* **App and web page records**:
═══

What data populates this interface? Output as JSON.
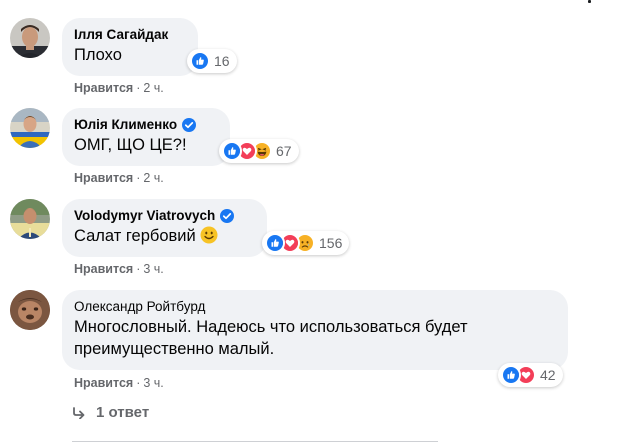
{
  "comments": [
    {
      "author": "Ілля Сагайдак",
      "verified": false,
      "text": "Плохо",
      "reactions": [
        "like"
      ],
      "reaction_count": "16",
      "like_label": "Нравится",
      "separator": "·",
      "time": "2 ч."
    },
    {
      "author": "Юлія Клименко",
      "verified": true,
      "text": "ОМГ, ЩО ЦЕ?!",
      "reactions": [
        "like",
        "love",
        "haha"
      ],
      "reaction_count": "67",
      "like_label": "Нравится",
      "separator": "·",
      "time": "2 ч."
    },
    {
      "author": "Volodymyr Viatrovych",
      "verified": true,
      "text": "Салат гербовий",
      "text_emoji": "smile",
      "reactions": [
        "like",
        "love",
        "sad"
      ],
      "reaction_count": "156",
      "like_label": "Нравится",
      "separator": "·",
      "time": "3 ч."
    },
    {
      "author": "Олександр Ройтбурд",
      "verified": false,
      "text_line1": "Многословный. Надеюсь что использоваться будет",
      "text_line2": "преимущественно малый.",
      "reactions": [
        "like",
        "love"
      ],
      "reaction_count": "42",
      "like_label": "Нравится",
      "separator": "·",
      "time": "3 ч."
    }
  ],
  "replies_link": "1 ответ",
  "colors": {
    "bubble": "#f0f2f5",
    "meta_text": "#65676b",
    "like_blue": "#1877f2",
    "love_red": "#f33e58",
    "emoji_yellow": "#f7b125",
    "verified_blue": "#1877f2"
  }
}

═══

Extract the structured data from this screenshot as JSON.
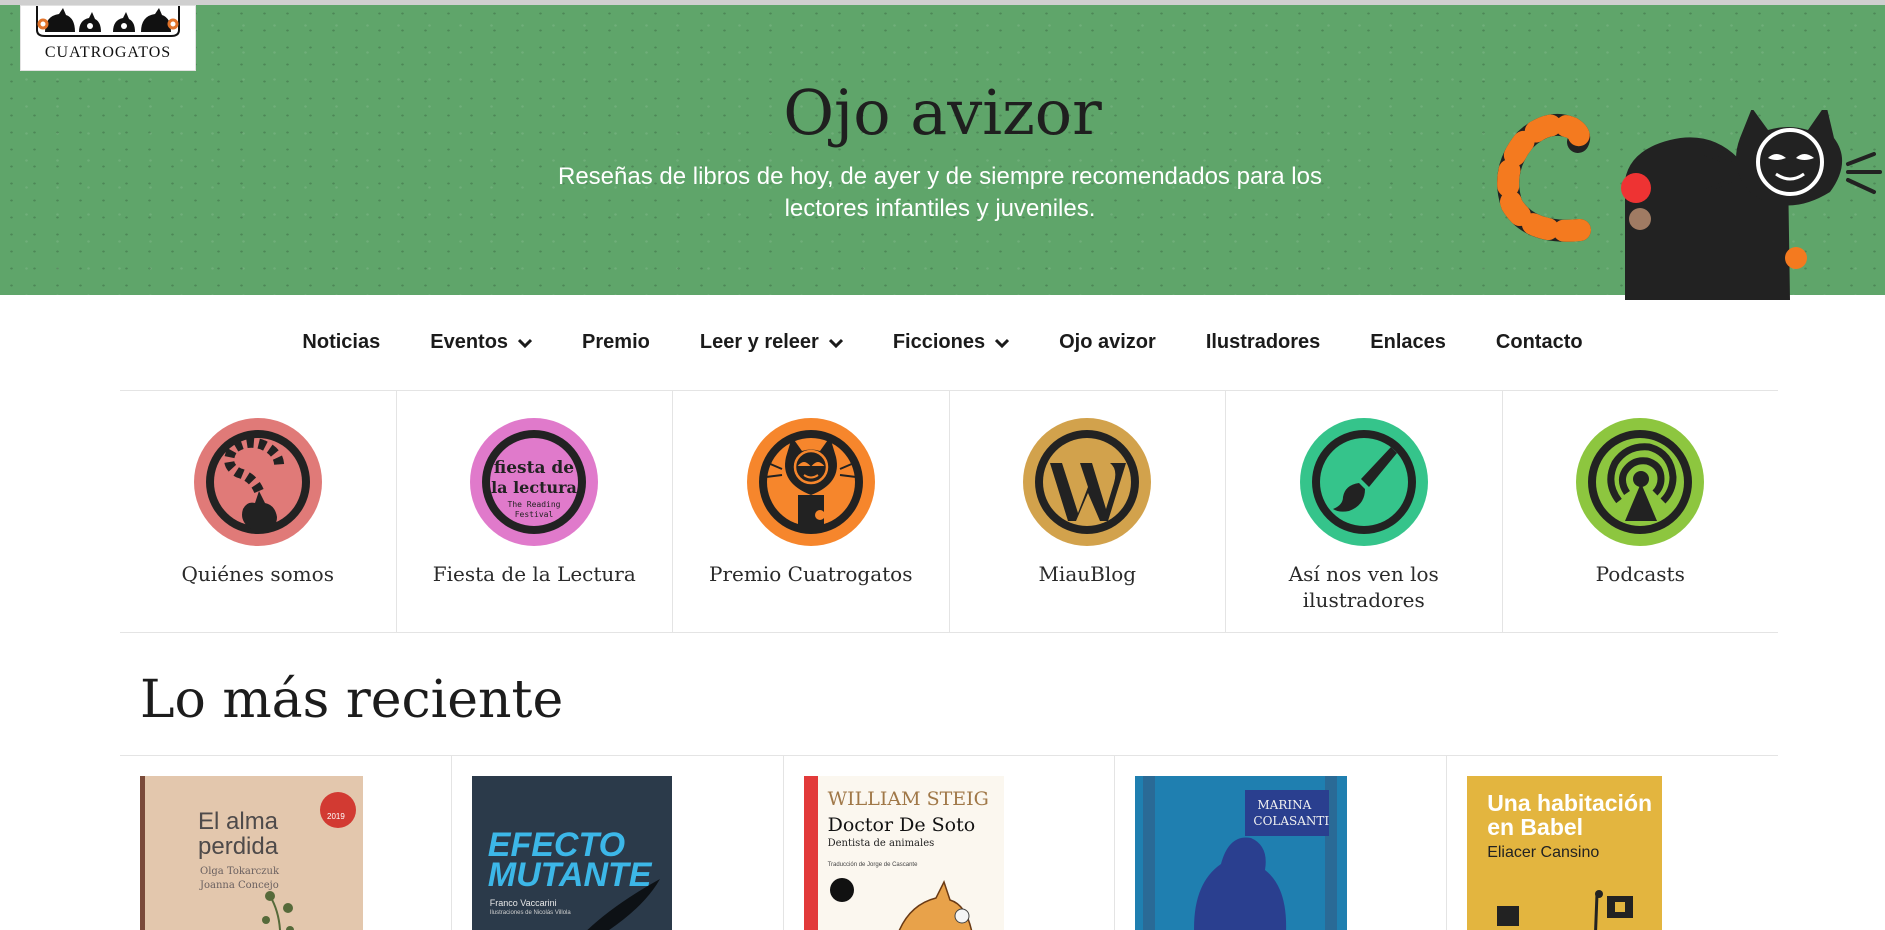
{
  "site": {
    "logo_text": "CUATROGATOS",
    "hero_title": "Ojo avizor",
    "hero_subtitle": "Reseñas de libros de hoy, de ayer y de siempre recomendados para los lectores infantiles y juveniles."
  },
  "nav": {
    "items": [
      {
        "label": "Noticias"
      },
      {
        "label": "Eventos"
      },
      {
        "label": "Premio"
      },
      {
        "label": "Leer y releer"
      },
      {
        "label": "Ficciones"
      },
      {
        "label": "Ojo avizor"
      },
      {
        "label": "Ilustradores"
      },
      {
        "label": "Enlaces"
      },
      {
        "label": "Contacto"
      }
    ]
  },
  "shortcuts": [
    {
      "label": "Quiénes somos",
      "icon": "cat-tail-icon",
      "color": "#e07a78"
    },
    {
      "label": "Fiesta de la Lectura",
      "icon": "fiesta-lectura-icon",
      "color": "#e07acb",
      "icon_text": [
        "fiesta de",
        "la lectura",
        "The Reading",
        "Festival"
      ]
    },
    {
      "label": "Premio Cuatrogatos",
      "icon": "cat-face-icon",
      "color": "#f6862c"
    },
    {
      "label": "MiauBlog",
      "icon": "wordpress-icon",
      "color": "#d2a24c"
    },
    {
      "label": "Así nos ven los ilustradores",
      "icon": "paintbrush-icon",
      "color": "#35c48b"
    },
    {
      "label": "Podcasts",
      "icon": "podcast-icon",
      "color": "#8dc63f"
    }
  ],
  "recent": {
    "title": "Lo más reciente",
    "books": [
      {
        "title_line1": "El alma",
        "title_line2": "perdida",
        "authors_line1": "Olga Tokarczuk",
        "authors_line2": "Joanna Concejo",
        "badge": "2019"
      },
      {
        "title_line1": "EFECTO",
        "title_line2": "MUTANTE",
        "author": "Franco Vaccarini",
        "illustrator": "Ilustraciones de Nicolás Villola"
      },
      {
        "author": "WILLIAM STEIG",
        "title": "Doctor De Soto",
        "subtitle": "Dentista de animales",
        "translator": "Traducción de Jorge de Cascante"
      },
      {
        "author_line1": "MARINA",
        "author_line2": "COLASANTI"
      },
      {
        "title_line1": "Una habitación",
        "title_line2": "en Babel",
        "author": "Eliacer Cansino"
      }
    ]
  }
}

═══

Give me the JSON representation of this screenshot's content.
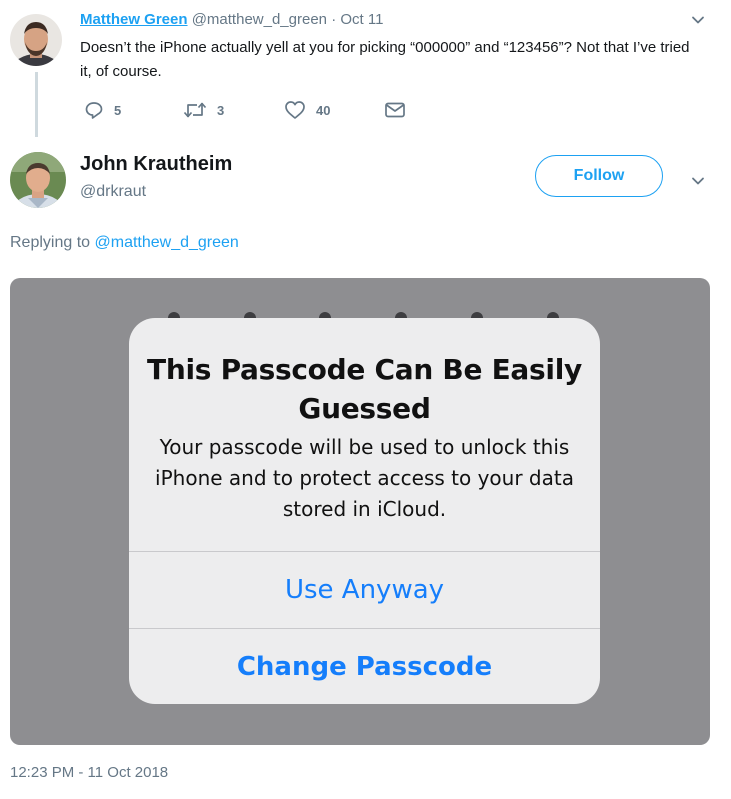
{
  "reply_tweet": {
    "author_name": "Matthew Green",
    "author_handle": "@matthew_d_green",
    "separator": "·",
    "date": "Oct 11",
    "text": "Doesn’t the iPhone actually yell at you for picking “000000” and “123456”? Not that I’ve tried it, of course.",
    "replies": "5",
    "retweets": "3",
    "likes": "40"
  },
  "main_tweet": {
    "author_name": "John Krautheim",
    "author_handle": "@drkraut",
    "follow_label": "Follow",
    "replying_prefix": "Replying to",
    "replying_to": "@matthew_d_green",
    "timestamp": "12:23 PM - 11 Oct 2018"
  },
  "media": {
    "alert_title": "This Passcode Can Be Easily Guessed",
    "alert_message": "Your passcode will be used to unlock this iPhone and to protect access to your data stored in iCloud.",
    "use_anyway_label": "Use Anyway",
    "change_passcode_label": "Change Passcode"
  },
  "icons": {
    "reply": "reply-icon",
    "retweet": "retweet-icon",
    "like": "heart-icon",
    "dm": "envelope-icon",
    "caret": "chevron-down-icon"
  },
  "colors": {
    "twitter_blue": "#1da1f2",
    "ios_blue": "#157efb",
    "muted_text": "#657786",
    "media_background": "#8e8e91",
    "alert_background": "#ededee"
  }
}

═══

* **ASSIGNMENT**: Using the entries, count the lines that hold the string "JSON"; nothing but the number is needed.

* **EXPECTED ANSWER**: 3